WASHINGTON — President Donald Trump will visit Las Vegas next week, just two days before Nevada Democrats hold their presidential caucuses.
The president will speak at a graduation ceremony Thursday for Hope for Prisoners, a Las Vegas program that helps ex-inmates re-enter society.
The graduation will take place at the Metropolitan Police Department headquarters in Las Vegas.
According to Jon Ponder, a former bank robber who started the organization, as many as 100 Metro officers and a like number of program graduates will watch as Attorney General Bill Barr administers an oath to 27 graduates.
“We are so very honored to have the president of the United States here in our local community, recognizing the men and women who are fighting for their second chance,” Ponder told the Review-Journal.
A White House official hailed the program, “which aims to reduce recidivism, improve public safety, and support the administration’s efforts of providing previously incarcerated Americans with second chances.”
The Trump White House has made reintegration of former inmates into society a signature issue. In December 2018, Trump signed the First Step Act, a groundbreaking criminal justice reform. Trump recognized Ponder for his efforts in a May 2018 ceremony in the Rose Garden at the White House.
Deputy Assistant to the President Ja’Ron Smith, who has met with Ponder at the White House, said Trump will discuss “his commitment to second-chance hiring” and criminal justice reform with the goal of leaving graduates with “a sense of hope.”
Trump’s touchdown in Nevada will be part of a sweep through the West that includes a campaign rally in Phoenix on Wednesday and Colorado Springs the following day.
While the Hope for Prisoners event is not a rally, the Nevada visit follows a pattern.
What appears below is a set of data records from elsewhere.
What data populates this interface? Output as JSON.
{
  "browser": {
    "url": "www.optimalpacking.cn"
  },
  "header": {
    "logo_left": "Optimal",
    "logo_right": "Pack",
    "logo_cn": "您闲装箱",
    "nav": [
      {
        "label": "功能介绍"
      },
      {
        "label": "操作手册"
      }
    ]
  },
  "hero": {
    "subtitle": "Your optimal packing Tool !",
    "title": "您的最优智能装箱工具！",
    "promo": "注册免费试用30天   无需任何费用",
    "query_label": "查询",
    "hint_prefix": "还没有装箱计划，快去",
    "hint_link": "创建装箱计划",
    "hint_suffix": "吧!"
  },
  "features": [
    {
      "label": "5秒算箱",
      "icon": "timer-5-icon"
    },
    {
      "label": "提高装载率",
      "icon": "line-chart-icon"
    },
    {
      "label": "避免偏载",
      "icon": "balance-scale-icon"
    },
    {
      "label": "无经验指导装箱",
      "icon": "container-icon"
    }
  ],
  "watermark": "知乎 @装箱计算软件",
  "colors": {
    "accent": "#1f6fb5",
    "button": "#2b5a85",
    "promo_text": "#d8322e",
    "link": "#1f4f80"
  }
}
Trump held Keep America Great rallies in Des Moines before Iowa’s first-in-the-nation caucuses and in Manchester ahead of New Hampshire’s first-in-the-nation primary on Tuesday.
The rallies generate excitement among the Trump base, lay a marker for crowd size in which Trump outperforms Democratic hopefuls and give Trump an opportunity to insert himself into the thinning Democratic primary.
On Tuesday, during a bill signing in the Oval Office, Trump slammed former New York Mayor Mike Bloomberg as “a lightweight”; said he would rather run against Bloomberg than Sen. Bernie Sanders because Sanders has “real followers”; and offered that former Vice President Joe Biden just might pull out a victory in South Carolina.
Some political insiders see this is the wrong move.
“This primary is about to get really nasty,” Republican strategist Alex Conant told the Review-Journal. “Trump has an opportunity to rise above.”
Conant offered that he saw no “strategic value” in Trump calling Bloomberg “mini-Mike.”
There is no guarantee that Bloomberg will be the Democrats’ nominee, “no possibility he’ll hurt Bloomberg with Democratic voters,” and “Trump’s attacks on Bloomberg have elevated him with primary voters,” Conant said.
On the crowd competition, before the New Hampshire primary, Trump fans packed Manchester’s SNHU Arena, with a capacity of nearly 12,000. (Trump told reporters Tuesday that 40,000 to 50,000 attended the event.)
Sanders was the only Democrat to come close to that number with a rally — one of four in New Hampshire — that drew more than 7,500 individuals.
The day after Sanders won the New Hampshire Democratic primary, Trump declared himself the winner too.
Trump tweeted and retweeted posts by campaign manager Brad Parscale that hailed him as the most successful incumbent president in terms of wooing raw primary votes at the New Hampshire ballot box.
— Donald J. Trump (@realDonaldTrump) February 12, 2020
Trump won all 22 GOP delegates with 85.5 percent of the primary vote. Rival Bill Weld, a former Massachusetts governor, garnered 9.1 percent of the GOP primary vote.
As he met with Ecuadorian President Lenin Moreno in the Oval Office on Wednesday, Trump responded to media questions about the election. Trump again mentioned his strong performance in the Republican New Hampshire primary, then noted, “We’re off to some areas I like very much,” specifically Nevada and South Carolina.
Vice President Mike Pence also is scheduled to visit Nevada ahead of the caucuses, speaking at an Evangelicals for Trump rally in Las Vegas on Feb. 21 and appearing at a Keep America Great rally in Reno later that day.